= Beginning of Section =
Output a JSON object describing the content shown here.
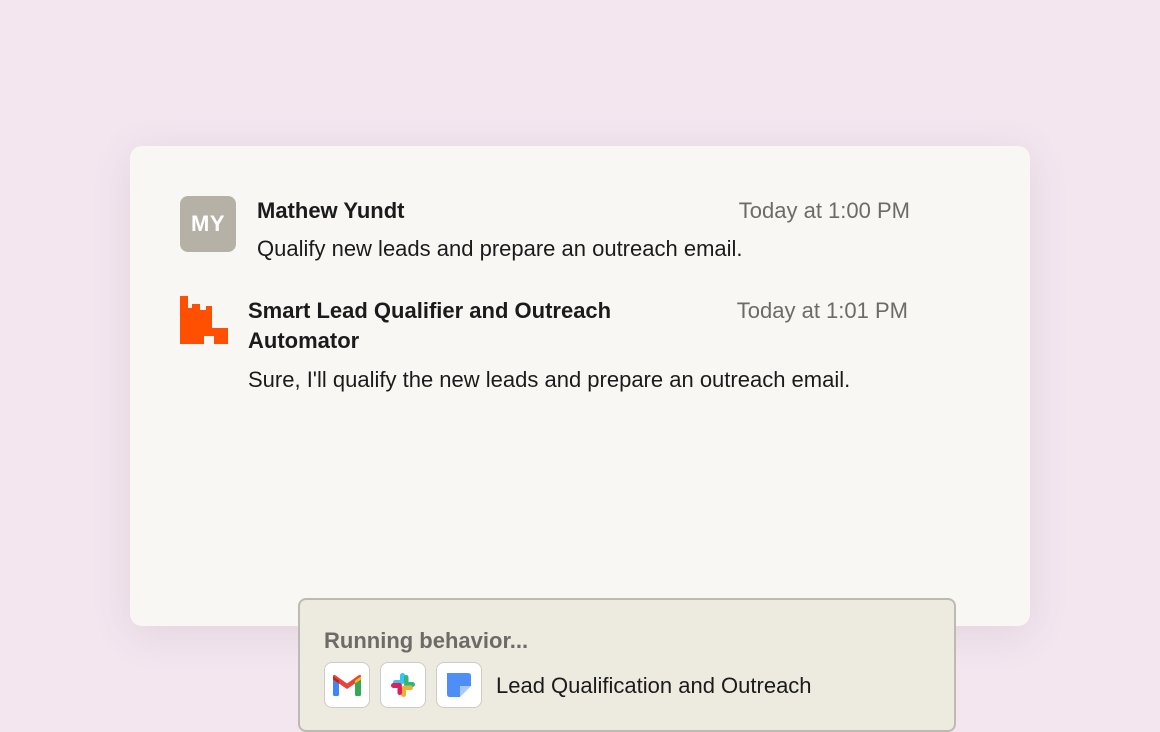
{
  "messages": {
    "user": {
      "initials": "MY",
      "name": "Mathew Yundt",
      "time": "Today at 1:00 PM",
      "text": "Qualify new leads and prepare an outreach email."
    },
    "bot": {
      "avatar_icon": "zapier-agent-icon",
      "name": "Smart Lead Qualifier and Outreach Automator",
      "time": "Today at 1:01 PM",
      "text": "Sure, I'll qualify the new leads and prepare an outreach email."
    }
  },
  "behavior": {
    "status": "Running behavior...",
    "apps": [
      "gmail-icon",
      "slack-icon",
      "docs-icon"
    ],
    "name": "Lead Qualification and Outreach"
  },
  "colors": {
    "background": "#f3e6ef",
    "card": "#f8f7f4",
    "bot_brand": "#ff4f00",
    "user_avatar": "#b5b1a6",
    "behavior_bg": "#edeadf"
  }
}
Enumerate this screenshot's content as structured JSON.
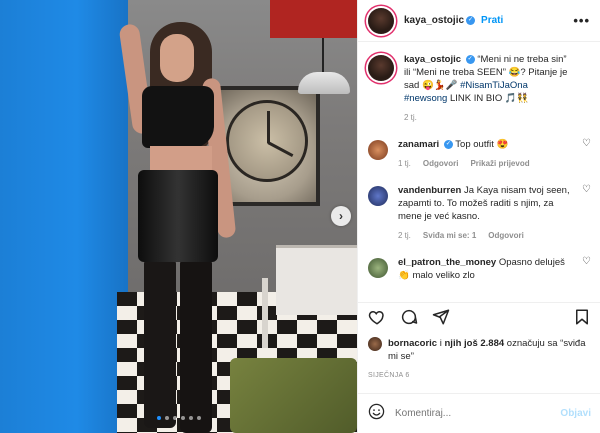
{
  "post": {
    "username": "kaya_ostojic",
    "follow_label": "Prati",
    "more_label": "•••",
    "verified_mark": "✓"
  },
  "caption": {
    "username": "kaya_ostojic",
    "text": "“Meni ni ne treba sin” ili “Meni ne treba SEEN” 😂? Pitanje je sad 😜💃🎤",
    "hashtags": "#NisamTiJaOna #newsong",
    "tail": " LINK IN BIO 🎵👯",
    "time": "2 tj."
  },
  "comments": [
    {
      "username": "zanamari",
      "text": "Top outfit 😍",
      "time": "1 tj.",
      "reply_label": "Odgovori",
      "translate_label": "Prikaži prijevod",
      "avatar_color": "#b5653a"
    },
    {
      "username": "vandenburren",
      "text": "Ja Kaya nisam tvoj seen, zapamti to. To možeš raditi s njim, za mene je već kasno.",
      "time": "2 tj.",
      "likes_label": "Sviđa mi se: 1",
      "reply_label": "Odgovori",
      "avatar_color": "#3a4e9a"
    },
    {
      "username": "el_patron_the_money",
      "text": "Opasno deluješ 👏 malo veliko zlo",
      "avatar_color": "#6b8a5a"
    }
  ],
  "actions": {
    "like_icon": "heart-icon",
    "comment_icon": "comment-icon",
    "share_icon": "share-icon",
    "save_icon": "bookmark-icon"
  },
  "likes": {
    "user": "bornacoric",
    "middle": " i ",
    "others": "njih još 2.884",
    "suffix": " označuju sa “sviđa mi se”"
  },
  "date": "SIJEČNJA 6",
  "add_comment": {
    "placeholder": "Komentiraj...",
    "post_label": "Objavi",
    "emoji_icon": "smiley-icon"
  },
  "carousel": {
    "next_label": "›",
    "slides": 6,
    "active_index": 0
  }
}
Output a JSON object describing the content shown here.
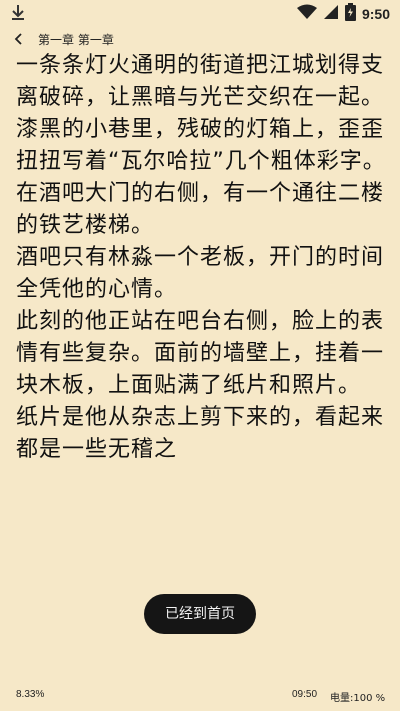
{
  "status_bar": {
    "time": "9:50",
    "icons": [
      "download-icon",
      "wifi-icon",
      "signal-icon",
      "battery-icon"
    ]
  },
  "header": {
    "chapter_title": "第一章 第一章"
  },
  "content": {
    "paragraphs": [
      "一条条灯火通明的街道把江城划得支离破碎，让黑暗与光芒交织在一起。",
      "漆黑的小巷里，残破的灯箱上，歪歪扭扭写着“瓦尔哈拉”几个粗体彩字。",
      "在酒吧大门的右侧，有一个通往二楼的铁艺楼梯。",
      "酒吧只有林淼一个老板，开门的时间全凭他的心情。",
      "此刻的他正站在吧台右侧，脸上的表情有些复杂。面前的墙壁上，挂着一块木板，上面贴满了纸片和照片。",
      "纸片是他从杂志上剪下来的，看起来都是一些无稽之"
    ]
  },
  "toast": {
    "message": "已经到首页"
  },
  "footer": {
    "progress": "8.33%",
    "clock": "09:50",
    "battery": "电量:100 %"
  },
  "colors": {
    "background": "#f6e8c8",
    "text": "#111111",
    "toast_bg": "#151515"
  }
}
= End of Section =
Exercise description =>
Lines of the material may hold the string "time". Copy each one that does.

Solution =>
      "time": "Today at 1:00 PM",
      "time": "Today at 1:01 PM",
    "time": "2 tj."
      "time": "1 tj.",
      "time": "2 tj.",
    "time": "9:50",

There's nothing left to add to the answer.